Longitude: -4.2582 / 4°15'29"W
OS Eastings: 243672
OS Northings: 190647
OS Grid: SS436906
Mapcode National: GBR GR.2DW5
Mapcode Global: VH3MW.47Q6
Entry Name: Three Camps on Harding's Down
Scheduled Date: 14 December 1964
Source ID: 3760
Cadw Legacy ID: GM060
Schedule Class: Defence
County: Swansea (Abertawe)
Community: Llangennith, Llanmadoc and Cheriton (Llangynydd, Llanmadog a Cheriton)
Traditional County: Glamorgan
The monument comprises the remains of three forts on Harding's Down which probably date to the Iron Age period (c. 800 BC - AD 74). Located close together, they are all different and may have served different purposes. Whether or not they were contemporary is not known. The largest and most complete is the westernmost one. This has a main enclosure, roughly oval in shape, defended by a substantial single bank and ditch. Excavation showed the bank to be rubble-built, with a drystone revetment on the outside. On the weakest, east side, there are two stretches of outer rampart below the main enclosure, the outermost of which continues around towards the north as a low scarp or bank to form partial outer enclosure. The entrance to the main enclosure is on the north-east side, where this outer scarp meets the main bank. It is a simple gap with a level track leading up to it. Excavation showed that this entrance was cobbled, its sides stone-lined, and was closed by gates supported on four large posts, the holes for which were found in the corners. Inside, the remains of two round houses were found, along with a few pieces of mid-Iron Age pottery. A further hut platform, just to the south of the northernmost one, was left unexcavated.

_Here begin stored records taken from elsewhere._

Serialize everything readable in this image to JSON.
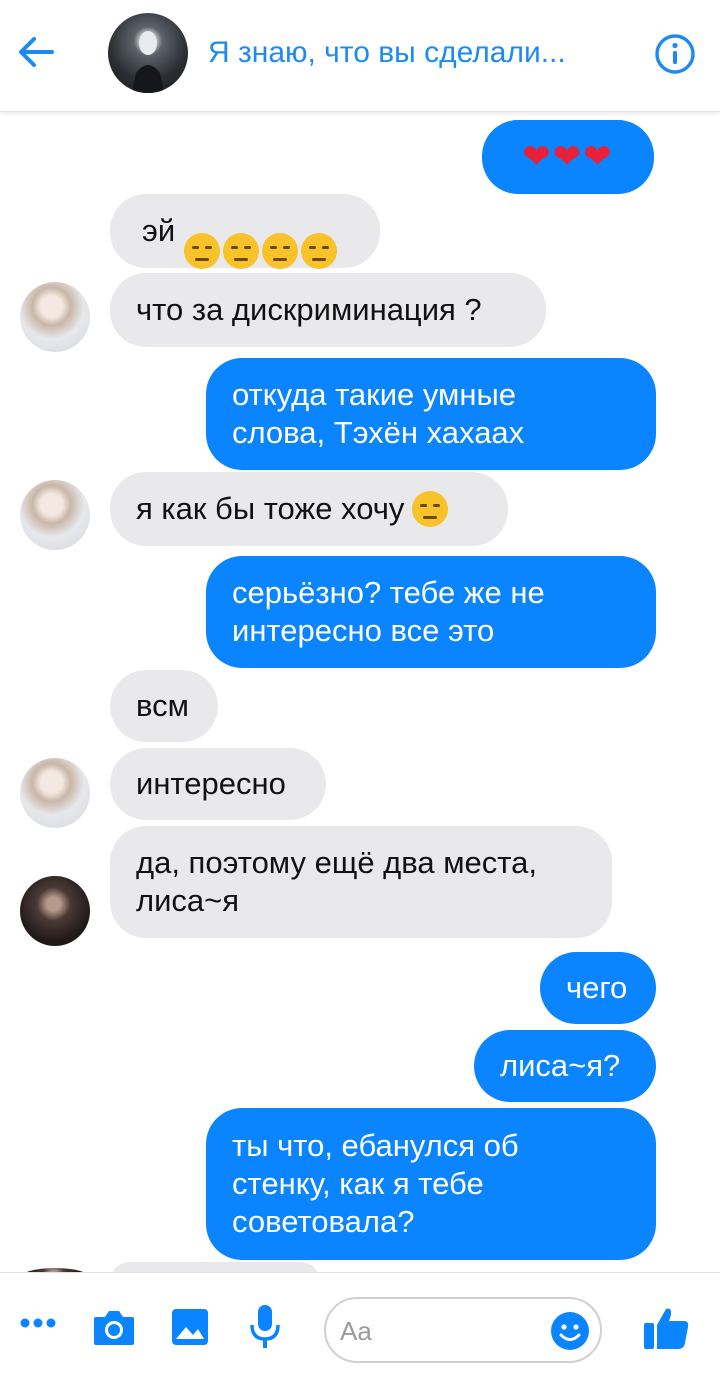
{
  "header": {
    "title": "Я знаю, что вы сделали...",
    "back_icon": "arrow-left-icon",
    "info_icon": "info-icon"
  },
  "messages": [
    {
      "side": "out",
      "text": "❤❤❤",
      "type": "hearts"
    },
    {
      "side": "in",
      "text": "эй",
      "emoji": "unamused-x4"
    },
    {
      "side": "in",
      "text": "что за дискриминация ?"
    },
    {
      "side": "out",
      "text": "откуда такие умные\nслова, Тэхён хахаах"
    },
    {
      "side": "in",
      "text": "я как бы тоже хочу"
    },
    {
      "side": "out",
      "text": "серьёзно? тебе же не\nинтересно все это"
    },
    {
      "side": "in",
      "text": "всм"
    },
    {
      "side": "in",
      "text": "интересно"
    },
    {
      "side": "in",
      "text": "да, поэтому ещё два места,\nлиса~я"
    },
    {
      "side": "out",
      "text": "чего"
    },
    {
      "side": "out",
      "text": "лиса~я?"
    },
    {
      "side": "out",
      "text": "ты что, ебанулся об\nстенку, как я тебе\nсоветовала?"
    }
  ],
  "composer": {
    "placeholder": "Aa",
    "icons": [
      "more-icon",
      "camera-icon",
      "image-icon",
      "microphone-icon",
      "smile-icon",
      "thumbs-up-icon"
    ]
  },
  "colors": {
    "accent": "#0a84ff",
    "incoming_bubble": "#e9e9ec",
    "header_text": "#1d8af2"
  }
}
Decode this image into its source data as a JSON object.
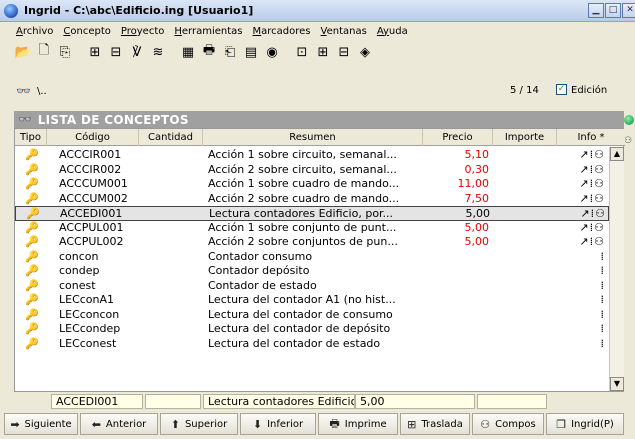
{
  "window": {
    "title": "Ingrid - C:\\abc\\Edificio.ing  [Usuario1]",
    "buttons": [
      "▁",
      "□",
      "✕"
    ]
  },
  "menu": [
    {
      "u": "A",
      "rest": "rchivo"
    },
    {
      "u": "C",
      "rest": "oncepto"
    },
    {
      "u": "Pro",
      "rest": "yecto"
    },
    {
      "u": "H",
      "rest": "erramientas"
    },
    {
      "u": "M",
      "rest": "arcadores"
    },
    {
      "u": "V",
      "rest": "entanas"
    },
    {
      "u": "Ay",
      "rest": "uda"
    }
  ],
  "toolbar_icons": [
    "open-folder-icon",
    "new-document-icon",
    "copy-icon",
    "|",
    "tree-icon",
    "tree-alt-icon",
    "chart-icon",
    "sort-icon",
    "|",
    "module-icon",
    "print-icon",
    "page-icon",
    "sheet-icon",
    "globe-icon",
    "|",
    "window-icon",
    "table-icon",
    "network-icon",
    "tag-icon"
  ],
  "toolbar_glyphs": [
    "📂",
    "🗋",
    "⎘",
    "",
    "⊞",
    "⊟",
    "℣",
    "≋",
    "",
    "▦",
    "🖶",
    "⎗",
    "▤",
    "◉",
    "",
    "⊡",
    "⊞",
    "⊟",
    "◈"
  ],
  "path": {
    "icon": "binoculars-icon",
    "text": "\\.."
  },
  "counter": "5 / 14",
  "edit": {
    "checked": true,
    "label": "Edición"
  },
  "list_title": "LISTA DE CONCEPTOS",
  "columns": [
    "Tipo",
    "Código",
    "Cantidad",
    "Resumen",
    "Precio",
    "Importe",
    "Info *"
  ],
  "rows": [
    {
      "code": "ACCCIR001",
      "resumen": "Acción 1 sobre circuito, semanal...",
      "precio": "5,10",
      "info": "↗⁞⚇"
    },
    {
      "code": "ACCCIR002",
      "resumen": "Acción 2 sobre circuito, semanal...",
      "precio": "0,30",
      "info": "↗⁞⚇"
    },
    {
      "code": "ACCCUM001",
      "resumen": "Acción 1 sobre cuadro de mando...",
      "precio": "11,00",
      "info": "↗⁞⚇"
    },
    {
      "code": "ACCCUM002",
      "resumen": "Acción 2 sobre cuadro de mando...",
      "precio": "7,50",
      "info": "↗⁞⚇"
    },
    {
      "code": "ACCEDI001",
      "resumen": "Lectura contadores Edificio, por...",
      "precio": "5,00",
      "info": "↗⁞⚇",
      "selected": true
    },
    {
      "code": "ACCPUL001",
      "resumen": "Acción 1 sobre conjunto de punt...",
      "precio": "5,00",
      "info": "↗⁞⚇"
    },
    {
      "code": "ACCPUL002",
      "resumen": "Acción 2 sobre conjuntos de pun...",
      "precio": "5,00",
      "info": "↗⁞⚇"
    },
    {
      "code": "concon",
      "resumen": "Contador consumo",
      "precio": "",
      "info": "⁞"
    },
    {
      "code": "condep",
      "resumen": "Contador depósito",
      "precio": "",
      "info": "⁞"
    },
    {
      "code": "conest",
      "resumen": "Contador de estado",
      "precio": "",
      "info": "⁞"
    },
    {
      "code": "LECconA1",
      "resumen": "Lectura del contador A1 (no hist...",
      "precio": "",
      "info": "⁞"
    },
    {
      "code": "LECconcon",
      "resumen": "Lectura del contador de consumo",
      "precio": "",
      "info": "⁞"
    },
    {
      "code": "LECcondep",
      "resumen": "Lectura del contador de depósito",
      "precio": "",
      "info": "⁞"
    },
    {
      "code": "LECconest",
      "resumen": "Lectura del contador de estado",
      "precio": "",
      "info": "⁞"
    }
  ],
  "footer": {
    "code": "ACCEDI001",
    "cantidad": "",
    "resumen": "Lectura contadores Edificio, por Pla",
    "precio": "5,00",
    "importe": ""
  },
  "buttons": [
    {
      "name": "siguiente-button",
      "icon": "arrow-right-icon",
      "glyph": "➡",
      "label": "Siguiente"
    },
    {
      "name": "anterior-button",
      "icon": "arrow-left-icon",
      "glyph": "⬅",
      "label": "Anterior"
    },
    {
      "name": "superior-button",
      "icon": "arrow-up-icon",
      "glyph": "⬆",
      "label": "Superior"
    },
    {
      "name": "inferior-button",
      "icon": "arrow-down-icon",
      "glyph": "⬇",
      "label": "Inferior"
    },
    {
      "name": "imprime-button",
      "icon": "printer-icon",
      "glyph": "🖶",
      "label": "Imprime"
    },
    {
      "name": "traslada-button",
      "icon": "move-icon",
      "glyph": "⊞",
      "label": "Traslada"
    },
    {
      "name": "compos-button",
      "icon": "composition-icon",
      "glyph": "⚇",
      "label": "Compos"
    },
    {
      "name": "ingrid-p-button",
      "icon": "window-icon",
      "glyph": "❐",
      "label": "Ingrid(P)"
    }
  ],
  "row_icon_glyph": "🔑",
  "colors": {
    "price_red": "#e00000",
    "header_gray": "#a0a0a0",
    "selection": "#e4e4e4"
  }
}
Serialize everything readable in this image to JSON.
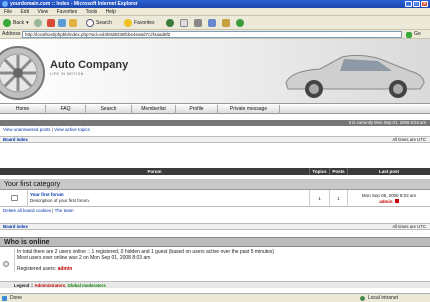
{
  "window": {
    "title": "yourdomain.com :: Index - Microsoft Internet Explorer",
    "controls": [
      "_",
      "□",
      "×"
    ]
  },
  "menu": [
    "File",
    "Edit",
    "View",
    "Favorites",
    "Tools",
    "Help"
  ],
  "toolbar": {
    "back": "Back",
    "search": "Search",
    "favorites": "Favorites"
  },
  "address": {
    "label": "Address",
    "url": "http://localhost/phpbb/index.php?sid=ed4b0d8339fcbe4ea6d7c2f4aad8f2",
    "go": "Go"
  },
  "header": {
    "site_title": "Auto Company",
    "site_subtitle": "LIFE IN MOTION"
  },
  "nav": [
    "Home",
    "FAQ",
    "Search",
    "Memberlist",
    "Profile",
    "Private message"
  ],
  "datebar": "It is currently Mon Sep 01, 2008 8:03 am",
  "view_links": {
    "unanswered": "View unanswered posts",
    "separator": "|",
    "active": "View active topics"
  },
  "board_index": {
    "label": "Board index",
    "timezone": "All times are UTC"
  },
  "table": {
    "headers": {
      "forum": "Forum",
      "topics": "Topics",
      "posts": "Posts",
      "last_post": "Last post"
    },
    "category": "Your first category",
    "forum": {
      "name": "Your first forum",
      "description": "Description of your first forum.",
      "topics": "1",
      "posts": "1",
      "last_post_date": "Mon Sep 08, 2008 8:03 am",
      "last_post_author": "admin"
    }
  },
  "bottom_links": {
    "delete_cookies": "Delete all board cookies",
    "separator": "|",
    "team": "The team"
  },
  "board_index_bottom": {
    "label": "Board index",
    "timezone": "All times are UTC"
  },
  "online": {
    "title": "Who is online",
    "line1": "In total there are 2 users online :: 1 registered, 0 hidden and 1 guest (based on users active over the past 5 minutes)",
    "line2": "Most users ever online was 2 on Mon Sep 01, 2008 8:03 am",
    "registered_label": "Registered users:",
    "registered_user": "admin",
    "legend_label": "Legend ::",
    "legend_admins": "Administrators",
    "legend_sep": ",",
    "legend_mods": "Global moderators"
  },
  "status": {
    "left": "Done",
    "zone": "Local intranet"
  },
  "colors": {
    "titlebar": "#1b46b0",
    "admin": "#c00000",
    "moderator": "#008000",
    "header_dark": "#3a3a3a"
  }
}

On the summit of Hardings Down is a semi-circular rampart that appears to be an unfinished hillfort. A short stretch of isolated bank on the west side indicates its intended extent. On this bank there is a short stretch of stone revetment still in place on its inner face. The fort has a single bank and in places a ditch. The entrance is a simple gap in the middle of the east side. Beyond it on this side is an incomplete outer enclosure, smaller than the main one, surrounded only by a low bank or scarp. This outer annexe may have been intended for animals.
To the north of the summit is a small circular enclosure surrounded by a bank, ditch and for the most part a counterscarp bank. This smaller 'fort' would appear to be just a defended homestead. Its entrance, on the north-west side, is approached by a hollow way between low stony banks. Inside there is one circular house platform on the west side up against the bank.
The monument is of national importance for its potential to enhance our knowledge of later prehistoric defensive organisation and settlement. The site forms an important element within the wider later prehistoric context and within the surrounding landscape. The site is well preserved and retains considerable archaeological potential. There is a strong probability of the presence of evidence relating to chronology, building techniques and functional detail.
The scheduled area comprises the remains described and areas around them within which related evidence may be expected to survive.
Other nearby scheduled monuments